Dont buy that old house
not if it has any historical or architectural merit. Let it die gracefully amidst
the shady maples and crowding lilacs. That is, unless you are that rare species of owner
whose restoration would be harmonious with the aims of the original builder.
too often is an early 19th-century house bought by city people, in search of
the proverbial old stone house, unhappily destined to become a bastard
composition of half old, half new; half country, half city. Out come the old small-paned
windows, and on go the aluminum storms. Picture windows reign triumphant (right).
Off comes the old cast or wrought iron hardware, and on go the new rustic
artsy-craftsy hinges, which take up half the door.
rooms where delicate mantel mouldings complemented the painted walls and trim, now raw new
pine covers up all traces of the glowing rose colors, blue-grey trims, and gay foliage of
the old wallpaper. In our enthusiasm for those pioneer days, we have forgotten
that most of our existing old houses are post 1812 War, in a day when bare wood panelling
had been out of style for 60 years or more. Where split lath and plaster had discreetly
covered up the rafter and joist construction of the ceiling, we expose it and call it
open beam.

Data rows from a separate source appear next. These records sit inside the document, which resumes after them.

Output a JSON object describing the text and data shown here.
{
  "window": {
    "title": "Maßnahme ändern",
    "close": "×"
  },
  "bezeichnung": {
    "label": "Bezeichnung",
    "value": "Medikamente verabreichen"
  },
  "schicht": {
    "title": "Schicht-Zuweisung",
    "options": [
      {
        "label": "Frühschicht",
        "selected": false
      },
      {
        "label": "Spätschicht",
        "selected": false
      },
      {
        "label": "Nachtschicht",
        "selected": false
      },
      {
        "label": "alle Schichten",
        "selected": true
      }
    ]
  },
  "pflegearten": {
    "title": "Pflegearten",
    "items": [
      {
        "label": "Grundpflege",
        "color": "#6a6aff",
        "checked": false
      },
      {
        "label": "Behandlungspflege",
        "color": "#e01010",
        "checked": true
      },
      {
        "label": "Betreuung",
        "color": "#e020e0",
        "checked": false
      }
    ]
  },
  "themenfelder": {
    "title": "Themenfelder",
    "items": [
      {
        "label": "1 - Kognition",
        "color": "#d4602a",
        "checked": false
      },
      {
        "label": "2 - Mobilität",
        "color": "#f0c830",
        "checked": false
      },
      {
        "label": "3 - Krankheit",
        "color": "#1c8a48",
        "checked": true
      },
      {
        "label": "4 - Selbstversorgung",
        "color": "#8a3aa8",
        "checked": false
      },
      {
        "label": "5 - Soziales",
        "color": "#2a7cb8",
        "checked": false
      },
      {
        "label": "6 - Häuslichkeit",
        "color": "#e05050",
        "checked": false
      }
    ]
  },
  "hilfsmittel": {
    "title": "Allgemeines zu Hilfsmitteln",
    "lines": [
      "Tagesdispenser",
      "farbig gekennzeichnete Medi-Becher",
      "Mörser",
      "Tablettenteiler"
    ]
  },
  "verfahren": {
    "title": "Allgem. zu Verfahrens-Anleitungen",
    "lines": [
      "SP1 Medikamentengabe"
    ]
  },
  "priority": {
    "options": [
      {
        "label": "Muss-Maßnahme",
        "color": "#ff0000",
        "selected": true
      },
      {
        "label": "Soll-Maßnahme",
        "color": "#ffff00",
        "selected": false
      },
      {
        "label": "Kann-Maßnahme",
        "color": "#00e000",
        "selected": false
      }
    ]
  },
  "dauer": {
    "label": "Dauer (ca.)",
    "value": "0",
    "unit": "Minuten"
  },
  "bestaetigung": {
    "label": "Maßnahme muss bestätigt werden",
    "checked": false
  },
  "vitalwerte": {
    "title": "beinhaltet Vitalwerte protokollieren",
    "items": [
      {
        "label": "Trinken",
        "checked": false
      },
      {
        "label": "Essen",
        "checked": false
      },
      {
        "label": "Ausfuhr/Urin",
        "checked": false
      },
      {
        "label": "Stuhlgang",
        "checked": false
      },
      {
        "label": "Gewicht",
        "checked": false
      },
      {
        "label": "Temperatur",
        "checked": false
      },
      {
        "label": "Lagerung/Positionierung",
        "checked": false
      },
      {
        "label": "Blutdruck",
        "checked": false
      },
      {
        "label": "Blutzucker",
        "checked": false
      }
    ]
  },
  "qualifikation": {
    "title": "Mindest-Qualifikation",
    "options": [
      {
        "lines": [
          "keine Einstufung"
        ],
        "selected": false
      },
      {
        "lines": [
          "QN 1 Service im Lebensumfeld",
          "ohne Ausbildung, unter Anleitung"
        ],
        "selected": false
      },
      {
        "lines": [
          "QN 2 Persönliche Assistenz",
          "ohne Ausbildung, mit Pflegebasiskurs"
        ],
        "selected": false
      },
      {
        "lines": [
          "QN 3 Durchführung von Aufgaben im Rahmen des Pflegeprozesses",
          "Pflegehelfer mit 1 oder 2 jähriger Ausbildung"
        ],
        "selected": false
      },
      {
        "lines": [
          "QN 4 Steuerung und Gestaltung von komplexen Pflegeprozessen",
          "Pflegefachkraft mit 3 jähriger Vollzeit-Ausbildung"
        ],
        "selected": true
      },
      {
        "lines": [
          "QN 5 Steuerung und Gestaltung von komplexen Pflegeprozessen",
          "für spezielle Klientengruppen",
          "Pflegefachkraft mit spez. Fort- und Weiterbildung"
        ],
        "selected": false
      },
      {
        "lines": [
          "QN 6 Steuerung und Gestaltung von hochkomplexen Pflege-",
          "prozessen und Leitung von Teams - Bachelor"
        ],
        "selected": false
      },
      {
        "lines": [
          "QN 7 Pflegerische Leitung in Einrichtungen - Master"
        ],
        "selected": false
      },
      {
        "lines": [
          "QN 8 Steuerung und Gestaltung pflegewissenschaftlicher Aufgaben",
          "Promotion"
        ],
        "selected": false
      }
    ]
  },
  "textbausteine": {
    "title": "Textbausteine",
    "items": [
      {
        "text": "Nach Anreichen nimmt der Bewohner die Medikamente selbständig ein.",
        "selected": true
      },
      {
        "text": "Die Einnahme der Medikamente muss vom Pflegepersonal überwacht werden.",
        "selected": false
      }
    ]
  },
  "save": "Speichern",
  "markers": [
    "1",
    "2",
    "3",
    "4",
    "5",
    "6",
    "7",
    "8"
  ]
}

A Regency gentleman, haunting his 1830 home in 1971, might quickly
yearn for the grave again.
of modern mass-produced high-rises and prefabs, we long for an old lived-in home. Yet the
first thing we do upon achieving our dream is to plane smooth all those wear marks on the

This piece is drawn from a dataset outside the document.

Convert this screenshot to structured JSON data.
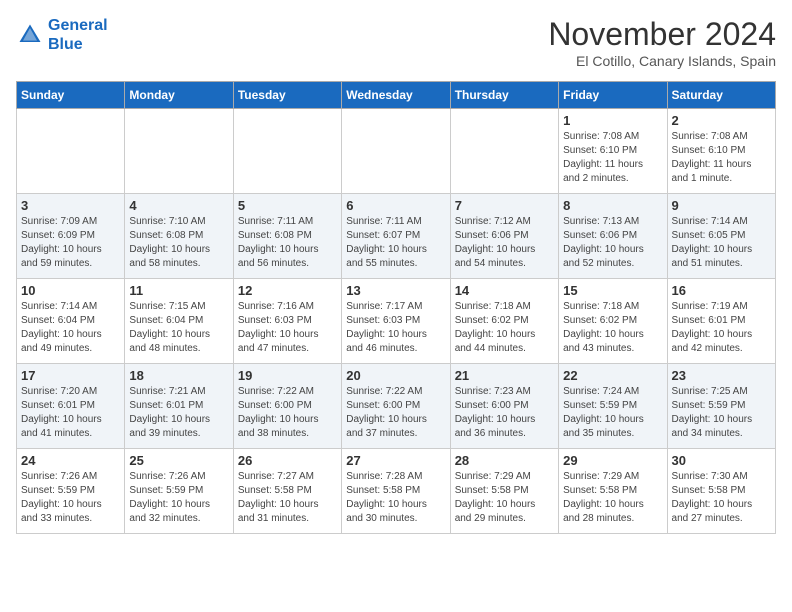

house. We sand down all the floors, and remove the bumps and signs of human habitation,
until we get the surface of straight from the factory pine boards.
that spinning wheels were relegated to the upper hail or attic, we sit it out on the front
lawn, only to complement the wagon wheel fence, a feature which our ancestors never
dont mean to suggest I am advocating 19th-century living at least, not totally. The
benefits from central heat over fireplaces and woodstoves can be attested to by anyone who
has sat in front of a raging fire, and roasted his front, while freezing his back. Not to
mention the questionable value in those early morning nature excursions to the privy in
our Canadian winters. But one should consider the best type of heating system for an old
house. At least with electric heat, you are not tempted to add those awful brick exterior
chimneys to get rid of the fumes from a furnace. The bathroom can be discreetly located in
a less important room, such as a storeroom or small bedroom.
rooms which once glowed with the soft flickering light of candles, fire places or oil
lamps, we unmercifully illuminate with fluorescent or over head light. Electric table
lamps can be much more pleasant to eat by or to converse by, due to their softer lighting
you do have the privilege and pleasure of redoing an old house, go slowly. Initial
enthusiasm can destroy all signs of unusual features of the house, such as the original
floor lay out, bake-ovens stenciled walls, and so on. Try to assimilate the aspirations of
the original owner. Was his mood predominantly folk-builder tradition, neoclassic, Regency
or Victorian? How was this expressed in his building?
we are willing to invest thousands of dollars in an old house, as we are impressed by the
rising value of all things antique, we are not willing to invest the time in doing proper
research on the period of the house, or to invest the money in hiring a sympathetic
restoration designer to advise us.
do not invade the countryside with your sheets of knotty pine to rape and plunder, but
rather let those once proud country seats die inviolate.
This article was published in Weekend Magazine,
Montreal, Issue 46, 20 November 1971